A season for anyone afraid of the future
The first week of Advent traditionally focuses on the theme of hope: The Hope of fulfilled Scripture, the Hope of Christ’s birth, the Hope of Christ’s second coming, the Hope that came to earth for you and for me.
As we continue our Advent journey through its second week, another of the themes of this wonderful season is faith. Just as we cannot have Christmas without hope, we also cannot have Christmas without faith. Hope and faith are part and parcel.
A season for anyone who is afraid of the future
As much as Christmas is a season for the hopeless, the grieving, the lonely, and the sad, Christmas is also a season for anyone who is afraid of the future.

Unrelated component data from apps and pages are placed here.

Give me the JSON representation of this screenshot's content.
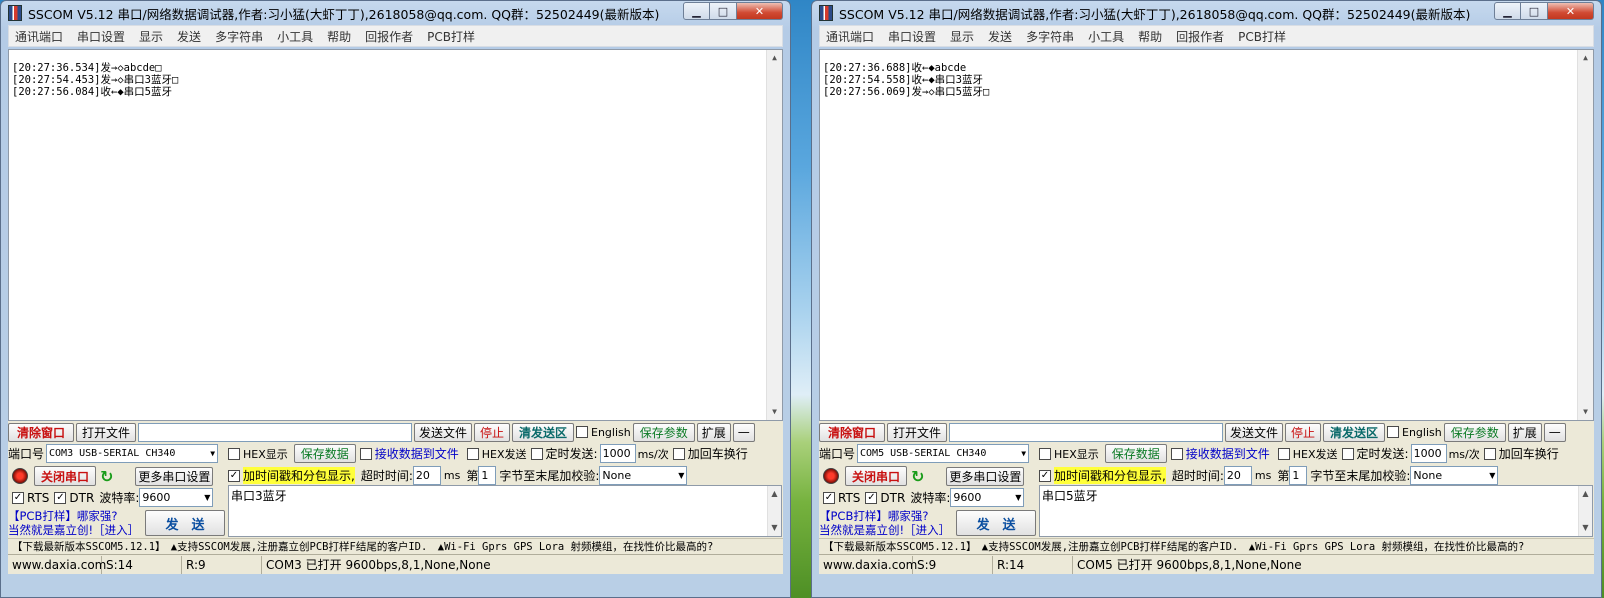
{
  "windows": [
    {
      "title": "SSCOM V5.12 串口/网络数据调试器,作者:习小猛(大虾丁丁),2618058@qq.com. QQ群：52502449(最新版本)",
      "menu": [
        "通讯端口",
        "串口设置",
        "显示",
        "发送",
        "多字符串",
        "小工具",
        "帮助",
        "回报作者",
        "PCB打样"
      ],
      "recv_lines": [
        "[20:27:36.534]发→◇abcde□",
        "[20:27:54.453]发→◇串口3蓝牙□",
        "[20:27:56.084]收←◆串口5蓝牙"
      ],
      "toolbar": {
        "clear": "清除窗口",
        "open_file": "打开文件",
        "file_path": "",
        "send_file": "发送文件",
        "stop": "停止",
        "clear_send": "清发送区",
        "english": "English",
        "save_params": "保存参数",
        "expand": "扩展",
        "collapse": "—"
      },
      "port_label": "端口号",
      "port_value": "COM3 USB-SERIAL CH340",
      "hex_display": "HEX显示",
      "save_data": "保存数据",
      "recv_to_file": "接收数据到文件",
      "hex_send": "HEX发送",
      "timed_send": "定时发送:",
      "interval": "1000",
      "interval_unit": "ms/次",
      "add_crlf": "加回车换行",
      "close_port": "关闭串口",
      "more_settings": "更多串口设置",
      "timestamp": "加时间戳和分包显示,",
      "timeout_label": "超时时间:",
      "timeout_value": "20",
      "timeout_unit": "ms",
      "nth_label": "第",
      "nth_value": "1",
      "checksum_label": "字节至末尾加校验:",
      "checksum_value": "None",
      "rts": "RTS",
      "dtr": "DTR",
      "baud_label": "波特率:",
      "baud_value": "9600",
      "send_text": "串口3蓝牙",
      "pcb_line1": "【PCB打样】哪家强?",
      "pcb_line2": "当然就是嘉立创!［进入］",
      "send_button": "发　送",
      "ad_text": "【下载最新版本SSCOM5.12.1】　▲支持SSCOM发展,注册嘉立创PCB打样F结尾的客户ID.　▲Wi-Fi Gprs GPS Lora 射频模组，在找性价比最高的?",
      "status": {
        "site": "www.daxia.com",
        "sent": "S:14",
        "received": "R:9",
        "port_info": "COM3 已打开  9600bps,8,1,None,None"
      }
    },
    {
      "title": "SSCOM V5.12 串口/网络数据调试器,作者:习小猛(大虾丁丁),2618058@qq.com. QQ群：52502449(最新版本)",
      "menu": [
        "通讯端口",
        "串口设置",
        "显示",
        "发送",
        "多字符串",
        "小工具",
        "帮助",
        "回报作者",
        "PCB打样"
      ],
      "recv_lines": [
        "[20:27:36.688]收←◆abcde",
        "[20:27:54.558]收←◆串口3蓝牙",
        "[20:27:56.069]发→◇串口5蓝牙□"
      ],
      "toolbar": {
        "clear": "清除窗口",
        "open_file": "打开文件",
        "file_path": "",
        "send_file": "发送文件",
        "stop": "停止",
        "clear_send": "清发送区",
        "english": "English",
        "save_params": "保存参数",
        "expand": "扩展",
        "collapse": "—"
      },
      "port_label": "端口号",
      "port_value": "COM5 USB-SERIAL CH340",
      "hex_display": "HEX显示",
      "save_data": "保存数据",
      "recv_to_file": "接收数据到文件",
      "hex_send": "HEX发送",
      "timed_send": "定时发送:",
      "interval": "1000",
      "interval_unit": "ms/次",
      "add_crlf": "加回车换行",
      "close_port": "关闭串口",
      "more_settings": "更多串口设置",
      "timestamp": "加时间戳和分包显示,",
      "timeout_label": "超时时间:",
      "timeout_value": "20",
      "timeout_unit": "ms",
      "nth_label": "第",
      "nth_value": "1",
      "checksum_label": "字节至末尾加校验:",
      "checksum_value": "None",
      "rts": "RTS",
      "dtr": "DTR",
      "baud_label": "波特率:",
      "baud_value": "9600",
      "send_text": "串口5蓝牙",
      "pcb_line1": "【PCB打样】哪家强?",
      "pcb_line2": "当然就是嘉立创!［进入］",
      "send_button": "发　送",
      "ad_text": "【下载最新版本SSCOM5.12.1】　▲支持SSCOM发展,注册嘉立创PCB打样F结尾的客户ID.　▲Wi-Fi Gprs GPS Lora 射频模组，在找性价比最高的?",
      "status": {
        "site": "www.daxia.com",
        "sent": "S:9",
        "received": "R:14",
        "port_info": "COM5 已打开  9600bps,8,1,None,None"
      }
    }
  ],
  "caption_buttons": {
    "minimize": "▁",
    "maximize": "□",
    "close": "✕"
  },
  "checkbox_mark": "✓",
  "dropdown_arrow": "▼",
  "refresh_glyph": "↻"
}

Perhaps you find yourself afraid of the uncertainty that you’re feeling this season, questioning who you’ll spend Christmas with, what the New Year will bring, why you’re all alone, or how come you’re the only person who feels this way. Feeling afraid? You are not alone!
Right there, in that first chapter of Luke, at the beginning of Christ’s Advent history, we see this example of a woman who was—at least to start—more fearful than faith-filled, but who finished faithful rather than fear-filled.
Mary, the mother of Jesus, when the angel Gabriel came to visit her, was afraid. “And when she saw him, she was troubled at his saying, and cast in her mind what manner of salutation this should be.” (Luke 1:29). Mary had questions. She was anything but confident, but ultimately Mary chose faith over fear, saying “Behold the handmaid of the Lord; be it unto me according to thy word.” (Luke 1:38).
Faith must be first
“Faith is the art of holding on to things your reason has once accepted, in spite of your changing moods.” C.S. Lewis wrote in Mere Christianity. To grow any kind of faith, we must hold on and move through fear. Just as hope and faith go hand-in-hand, we can expect that for us to grow any kind of meaningful faith means that we must first face and uproot all kinds of fear and other unfavourable feelings.
To hear that “blessed is she that believed” (Luke 1:45), we must put faith first. That doesn’t mean that we won’t ever experience uncertainty or that we’ll never feel afraid, quite the contrary: We will, it just means that we don’t give those feelings first place. Faith must be first and always at the forefront, over fear and other feelings.
Matthew Henry wrote that “Faith respects the thing to come, which is the object of that hope. Faith respects the promise, hope the thing promised. Faith is the evidence, hope the expectation, of things not seen. Faith is the mother of hope.” Christ’s birth, His second coming, His coming to earth for you and for me—and Christ Himself.
Advent is the time where we grow our faith and abide in hope that things will not always be like this, that there is a better day to come, that Christ will make His triumphant return.